Cop Killers is probably best remembered today for starring Jason Williams from Flesh Gordon, Alice in Wonderland: An X-Rated Musical Fantasy and Brian Yunza’s Society. It’s also an early credit for makeup and effect genius Rick Baker (An American Werewolf in London, Videodrome). Is this enough to let it rise above the many other grindhouse crime films of the time?
Ray (Jason Williams) and Alex (Bill Osco, The Being, Night Patrol) have just scored 5 kilos of cocaine. They just have to deliver it to their buyer and they’ll be rich. The fact they drive an old Rolls Royce seems to indicate they already are rich, or maybe they traded it for a pound of goods. Things go wrong almost immediately as they run into a Border Patrol roadblock and have to shoot their way out, leaving four dead officers in their wake. Ditching the Rolls they steal an ice cream van, casually tossing the driver out on the freeway.
Cop Killers was writer/director Walter R. Cichy’s only credit as a director, although he had previously written several porn films produced by Osco. And it’s pretty easy to see why he never directed again, he had no clue how to stage an action scene.
When Ray and Alex pull up to the roadblock the cops stand there waiting, guns drawn, while they grab their guns, jump out of the car and start shooting. A chase between the ice cream truck and a motorcycle cop is not only dull, it’s poorly thought out. After they repeatedly try to run him off the road, instead of calling for backup, the cop pulls up beside them and tells them to pull over. Needless to say that doesn’t end well for him.
Things don’t get any better after they kill a couple of bystanders and steal another car at a gas station. They spare its driver Karen (Diane Keller) but take her hostage. Arguably they get worse as the film starts to swing into drama territory, not that it wasn’t already too talky for an action film. Ray, the more psychotic of the pair tries to rape her to help himself relax. Alex stops him and, predictably, the two start to develop feelings for each other. This puts Alex at odds with Ray’s strict no witnesses policy.
I was hoping Cop Killers would be the American equivalent of the Italian Poliziotteschi films of the time. But this is way too talky and slackly directed to compete with the likes of Violent Rome, The Violent Professionals or Contraband. The elements are all there but the execution falls short.

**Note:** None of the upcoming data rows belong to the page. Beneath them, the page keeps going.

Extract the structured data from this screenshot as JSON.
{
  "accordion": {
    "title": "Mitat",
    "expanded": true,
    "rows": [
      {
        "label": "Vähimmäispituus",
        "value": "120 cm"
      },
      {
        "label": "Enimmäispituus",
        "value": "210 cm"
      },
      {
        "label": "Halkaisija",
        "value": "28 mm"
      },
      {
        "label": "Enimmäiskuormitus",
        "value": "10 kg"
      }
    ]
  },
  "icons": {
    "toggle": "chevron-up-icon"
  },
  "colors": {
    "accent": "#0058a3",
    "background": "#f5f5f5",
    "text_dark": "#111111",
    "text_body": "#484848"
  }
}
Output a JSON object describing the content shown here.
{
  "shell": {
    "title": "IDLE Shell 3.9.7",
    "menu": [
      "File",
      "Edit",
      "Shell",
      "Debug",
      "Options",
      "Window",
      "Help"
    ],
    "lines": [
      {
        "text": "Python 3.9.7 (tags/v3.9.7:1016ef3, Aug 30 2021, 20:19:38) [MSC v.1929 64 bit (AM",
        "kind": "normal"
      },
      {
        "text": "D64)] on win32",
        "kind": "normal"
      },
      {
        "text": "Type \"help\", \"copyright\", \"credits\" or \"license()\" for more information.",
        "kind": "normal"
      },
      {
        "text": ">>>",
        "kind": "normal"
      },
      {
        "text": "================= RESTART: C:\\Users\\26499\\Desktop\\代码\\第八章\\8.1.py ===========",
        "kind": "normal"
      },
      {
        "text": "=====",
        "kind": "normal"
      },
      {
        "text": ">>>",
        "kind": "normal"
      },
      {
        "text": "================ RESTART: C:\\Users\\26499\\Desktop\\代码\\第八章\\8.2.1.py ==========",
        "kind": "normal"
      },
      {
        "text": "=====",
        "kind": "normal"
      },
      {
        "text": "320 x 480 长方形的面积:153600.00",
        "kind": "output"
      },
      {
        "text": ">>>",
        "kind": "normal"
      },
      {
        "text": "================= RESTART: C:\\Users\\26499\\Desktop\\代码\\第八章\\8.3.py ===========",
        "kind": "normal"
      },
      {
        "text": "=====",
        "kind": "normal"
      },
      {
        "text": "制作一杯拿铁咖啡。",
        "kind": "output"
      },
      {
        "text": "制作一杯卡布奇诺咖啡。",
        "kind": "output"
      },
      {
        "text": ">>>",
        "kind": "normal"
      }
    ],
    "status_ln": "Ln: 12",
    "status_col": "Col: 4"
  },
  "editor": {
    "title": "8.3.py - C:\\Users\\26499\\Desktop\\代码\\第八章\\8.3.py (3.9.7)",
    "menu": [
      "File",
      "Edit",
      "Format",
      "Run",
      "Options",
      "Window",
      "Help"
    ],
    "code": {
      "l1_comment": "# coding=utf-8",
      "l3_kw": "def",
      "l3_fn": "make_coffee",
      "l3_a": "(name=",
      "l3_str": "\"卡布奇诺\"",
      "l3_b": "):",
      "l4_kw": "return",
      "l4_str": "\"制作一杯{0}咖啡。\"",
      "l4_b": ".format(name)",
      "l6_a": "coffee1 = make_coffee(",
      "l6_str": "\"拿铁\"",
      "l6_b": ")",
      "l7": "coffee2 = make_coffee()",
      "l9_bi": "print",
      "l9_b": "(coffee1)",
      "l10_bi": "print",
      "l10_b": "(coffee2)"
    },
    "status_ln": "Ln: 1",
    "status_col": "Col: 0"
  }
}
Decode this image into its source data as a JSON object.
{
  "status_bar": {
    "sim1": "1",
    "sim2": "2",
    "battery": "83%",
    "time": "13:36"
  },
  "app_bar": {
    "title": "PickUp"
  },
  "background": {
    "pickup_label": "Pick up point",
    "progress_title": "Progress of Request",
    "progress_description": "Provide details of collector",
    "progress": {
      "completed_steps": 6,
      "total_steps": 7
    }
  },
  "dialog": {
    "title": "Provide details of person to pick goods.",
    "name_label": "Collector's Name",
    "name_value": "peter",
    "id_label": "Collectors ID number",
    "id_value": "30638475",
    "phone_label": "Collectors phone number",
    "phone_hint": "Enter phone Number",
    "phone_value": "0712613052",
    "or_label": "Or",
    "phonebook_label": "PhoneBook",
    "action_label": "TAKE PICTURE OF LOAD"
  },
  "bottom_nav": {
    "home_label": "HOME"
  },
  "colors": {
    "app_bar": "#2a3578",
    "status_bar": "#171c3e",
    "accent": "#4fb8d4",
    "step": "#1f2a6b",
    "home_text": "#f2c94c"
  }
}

Despite the fact that every cop in Arizona must be looking for them there’s never any sense of urgency or danger. And their connection seems to be equally unconcerned, still willing to have them come to his place to make the deal. If the characters aren’t worried, why should we be? Unfortunately, there’s no central detective out to catch them, just random cops who cross their paths. Not having that conflict takes a lot away from the film.
Williams is good as the deranged Ray, but Osco shows why he was a lot more prolific as a producer than an actor. His performance is about on par with the film’s direction. The only other major player in the film, Keller, is nice to look at but it’s not surprising this was her only credit as she can’t act.
Baker’s effects are nicely bloody with a couple of nasty wounds thrown in for good measure, but overall Cop Killers is light on violence. And, surprisingly for a grindhouse film made by and with folk from the porn industry, there’s little skin in it either. It’s all disappointingly weak and tame. Even the ending, which was supposed to be cynical and shocking falls flat.
Cop Killers has been issued on DVD and Blu Ray several times over the years by the likes of Code Red and Media Blasters. It’s currently available to stream on several platforms including Tubi.